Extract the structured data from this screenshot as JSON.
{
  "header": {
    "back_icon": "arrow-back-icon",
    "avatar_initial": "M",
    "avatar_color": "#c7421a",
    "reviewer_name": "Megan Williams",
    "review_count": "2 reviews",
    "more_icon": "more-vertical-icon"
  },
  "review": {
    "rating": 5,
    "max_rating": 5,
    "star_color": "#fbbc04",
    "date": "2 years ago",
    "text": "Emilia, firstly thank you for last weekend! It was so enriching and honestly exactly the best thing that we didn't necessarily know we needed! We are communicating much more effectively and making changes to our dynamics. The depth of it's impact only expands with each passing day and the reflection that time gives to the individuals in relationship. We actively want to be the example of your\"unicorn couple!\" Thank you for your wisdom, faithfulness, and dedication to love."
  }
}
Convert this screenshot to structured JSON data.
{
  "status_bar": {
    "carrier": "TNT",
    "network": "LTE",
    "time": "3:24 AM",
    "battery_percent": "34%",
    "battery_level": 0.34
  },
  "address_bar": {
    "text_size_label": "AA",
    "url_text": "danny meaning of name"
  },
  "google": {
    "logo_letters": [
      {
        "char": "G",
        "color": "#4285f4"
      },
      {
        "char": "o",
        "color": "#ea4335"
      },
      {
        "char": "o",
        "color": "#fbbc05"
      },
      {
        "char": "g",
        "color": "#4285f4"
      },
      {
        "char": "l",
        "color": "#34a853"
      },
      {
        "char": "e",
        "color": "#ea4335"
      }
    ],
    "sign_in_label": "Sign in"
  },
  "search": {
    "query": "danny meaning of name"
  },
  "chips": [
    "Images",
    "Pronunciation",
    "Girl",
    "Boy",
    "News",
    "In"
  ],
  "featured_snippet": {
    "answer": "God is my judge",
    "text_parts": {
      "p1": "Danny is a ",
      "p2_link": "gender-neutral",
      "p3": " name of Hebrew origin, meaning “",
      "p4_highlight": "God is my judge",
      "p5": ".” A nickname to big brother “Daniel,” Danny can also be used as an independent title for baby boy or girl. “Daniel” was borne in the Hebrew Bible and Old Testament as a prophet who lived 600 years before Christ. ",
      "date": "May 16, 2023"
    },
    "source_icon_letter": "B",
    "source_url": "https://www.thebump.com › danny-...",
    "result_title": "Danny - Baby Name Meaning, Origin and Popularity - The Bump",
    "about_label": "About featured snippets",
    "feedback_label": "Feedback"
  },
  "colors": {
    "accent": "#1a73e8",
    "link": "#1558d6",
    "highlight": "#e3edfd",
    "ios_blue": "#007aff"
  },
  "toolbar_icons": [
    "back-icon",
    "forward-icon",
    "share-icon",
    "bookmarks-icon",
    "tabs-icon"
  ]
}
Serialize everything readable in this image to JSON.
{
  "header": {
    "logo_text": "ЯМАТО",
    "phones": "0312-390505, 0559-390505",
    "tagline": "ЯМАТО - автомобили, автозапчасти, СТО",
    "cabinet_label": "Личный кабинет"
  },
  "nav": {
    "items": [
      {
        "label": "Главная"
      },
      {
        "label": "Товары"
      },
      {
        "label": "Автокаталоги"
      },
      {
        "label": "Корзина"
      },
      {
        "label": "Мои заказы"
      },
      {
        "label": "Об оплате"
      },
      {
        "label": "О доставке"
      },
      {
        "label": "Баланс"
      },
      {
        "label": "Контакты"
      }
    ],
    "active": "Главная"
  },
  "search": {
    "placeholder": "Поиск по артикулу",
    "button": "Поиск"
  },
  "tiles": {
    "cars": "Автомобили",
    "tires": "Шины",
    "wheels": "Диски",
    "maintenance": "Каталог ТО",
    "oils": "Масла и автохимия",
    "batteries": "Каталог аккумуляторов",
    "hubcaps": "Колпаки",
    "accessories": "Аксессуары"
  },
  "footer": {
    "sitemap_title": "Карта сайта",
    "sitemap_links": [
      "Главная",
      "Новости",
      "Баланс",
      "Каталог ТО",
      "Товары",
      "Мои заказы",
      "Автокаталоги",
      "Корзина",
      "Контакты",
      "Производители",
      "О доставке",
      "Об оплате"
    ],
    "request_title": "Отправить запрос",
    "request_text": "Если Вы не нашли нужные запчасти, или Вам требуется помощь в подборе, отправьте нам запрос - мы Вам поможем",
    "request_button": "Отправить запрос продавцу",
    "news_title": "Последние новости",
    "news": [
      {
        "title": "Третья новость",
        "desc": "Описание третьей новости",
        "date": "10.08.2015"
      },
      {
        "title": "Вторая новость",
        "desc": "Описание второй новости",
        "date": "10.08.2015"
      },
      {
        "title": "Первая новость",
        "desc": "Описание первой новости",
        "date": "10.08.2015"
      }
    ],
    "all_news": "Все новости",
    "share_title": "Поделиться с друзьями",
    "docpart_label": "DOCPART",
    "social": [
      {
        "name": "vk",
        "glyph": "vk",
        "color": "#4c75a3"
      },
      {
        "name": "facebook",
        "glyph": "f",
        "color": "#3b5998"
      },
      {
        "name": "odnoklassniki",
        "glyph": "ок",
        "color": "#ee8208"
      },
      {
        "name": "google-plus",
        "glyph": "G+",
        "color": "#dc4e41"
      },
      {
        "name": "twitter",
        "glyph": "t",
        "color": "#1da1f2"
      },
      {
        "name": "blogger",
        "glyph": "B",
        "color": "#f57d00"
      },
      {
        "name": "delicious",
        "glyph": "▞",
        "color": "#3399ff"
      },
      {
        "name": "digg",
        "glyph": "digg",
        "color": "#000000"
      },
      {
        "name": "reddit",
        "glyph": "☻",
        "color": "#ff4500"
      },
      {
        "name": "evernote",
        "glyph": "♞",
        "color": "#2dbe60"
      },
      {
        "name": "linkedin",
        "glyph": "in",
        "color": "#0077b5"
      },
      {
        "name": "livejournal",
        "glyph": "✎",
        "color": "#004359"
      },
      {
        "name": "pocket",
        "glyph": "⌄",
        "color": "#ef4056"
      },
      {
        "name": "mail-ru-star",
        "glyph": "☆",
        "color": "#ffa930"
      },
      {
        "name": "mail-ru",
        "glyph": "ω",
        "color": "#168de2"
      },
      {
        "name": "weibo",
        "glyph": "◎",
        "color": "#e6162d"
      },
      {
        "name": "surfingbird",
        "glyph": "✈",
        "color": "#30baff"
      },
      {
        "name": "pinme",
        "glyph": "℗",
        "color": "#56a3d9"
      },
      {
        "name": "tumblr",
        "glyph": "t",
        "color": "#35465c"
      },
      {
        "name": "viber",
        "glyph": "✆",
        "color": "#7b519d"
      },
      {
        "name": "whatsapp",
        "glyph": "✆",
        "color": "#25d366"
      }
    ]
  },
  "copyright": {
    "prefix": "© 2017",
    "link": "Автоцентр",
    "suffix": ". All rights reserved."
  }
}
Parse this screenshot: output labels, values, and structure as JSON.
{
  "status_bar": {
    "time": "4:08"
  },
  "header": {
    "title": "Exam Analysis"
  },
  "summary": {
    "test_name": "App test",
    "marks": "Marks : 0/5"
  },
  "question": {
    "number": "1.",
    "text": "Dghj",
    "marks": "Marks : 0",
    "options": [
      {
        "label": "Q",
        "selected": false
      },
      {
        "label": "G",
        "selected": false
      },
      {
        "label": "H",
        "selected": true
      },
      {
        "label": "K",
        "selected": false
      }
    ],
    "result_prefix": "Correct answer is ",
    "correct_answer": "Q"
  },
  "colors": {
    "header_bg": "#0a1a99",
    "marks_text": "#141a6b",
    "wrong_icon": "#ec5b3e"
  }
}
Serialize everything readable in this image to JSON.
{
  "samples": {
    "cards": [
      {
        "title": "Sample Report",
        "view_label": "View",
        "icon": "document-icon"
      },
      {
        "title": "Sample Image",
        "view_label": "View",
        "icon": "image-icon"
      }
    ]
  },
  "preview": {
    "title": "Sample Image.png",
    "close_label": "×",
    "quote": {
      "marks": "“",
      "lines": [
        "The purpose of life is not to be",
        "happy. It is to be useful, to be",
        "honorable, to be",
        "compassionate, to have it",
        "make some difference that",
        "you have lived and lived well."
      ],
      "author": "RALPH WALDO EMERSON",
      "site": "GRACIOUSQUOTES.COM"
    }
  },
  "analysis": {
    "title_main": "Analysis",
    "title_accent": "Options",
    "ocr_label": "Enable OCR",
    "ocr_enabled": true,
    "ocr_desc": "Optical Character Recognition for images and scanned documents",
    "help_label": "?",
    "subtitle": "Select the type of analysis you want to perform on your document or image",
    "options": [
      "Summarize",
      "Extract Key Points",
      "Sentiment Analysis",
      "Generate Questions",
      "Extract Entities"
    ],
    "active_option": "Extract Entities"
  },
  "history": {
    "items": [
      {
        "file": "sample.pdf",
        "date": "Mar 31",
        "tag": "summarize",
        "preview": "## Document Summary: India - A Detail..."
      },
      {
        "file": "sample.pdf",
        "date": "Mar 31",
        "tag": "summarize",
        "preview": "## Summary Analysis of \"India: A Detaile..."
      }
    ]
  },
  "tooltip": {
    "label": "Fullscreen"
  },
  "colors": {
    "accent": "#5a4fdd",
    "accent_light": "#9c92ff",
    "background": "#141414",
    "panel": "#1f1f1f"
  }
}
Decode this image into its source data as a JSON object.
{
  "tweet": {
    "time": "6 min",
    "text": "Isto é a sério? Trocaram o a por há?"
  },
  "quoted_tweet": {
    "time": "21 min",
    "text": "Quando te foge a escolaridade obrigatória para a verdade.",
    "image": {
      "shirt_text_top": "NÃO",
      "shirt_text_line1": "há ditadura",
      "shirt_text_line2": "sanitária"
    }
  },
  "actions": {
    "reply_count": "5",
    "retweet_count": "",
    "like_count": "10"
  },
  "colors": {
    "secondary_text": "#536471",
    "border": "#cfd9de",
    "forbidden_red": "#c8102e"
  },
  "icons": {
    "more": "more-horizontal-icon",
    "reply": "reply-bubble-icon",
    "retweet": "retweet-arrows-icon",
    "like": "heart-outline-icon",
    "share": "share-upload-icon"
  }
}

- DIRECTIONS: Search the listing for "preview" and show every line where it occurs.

- SOLUTION FOR THIS TASK:
  "preview": {
        "preview": "## Document Summary: India - A Detail..."
        "preview": "## Summary Analysis of \"India: A Detaile..."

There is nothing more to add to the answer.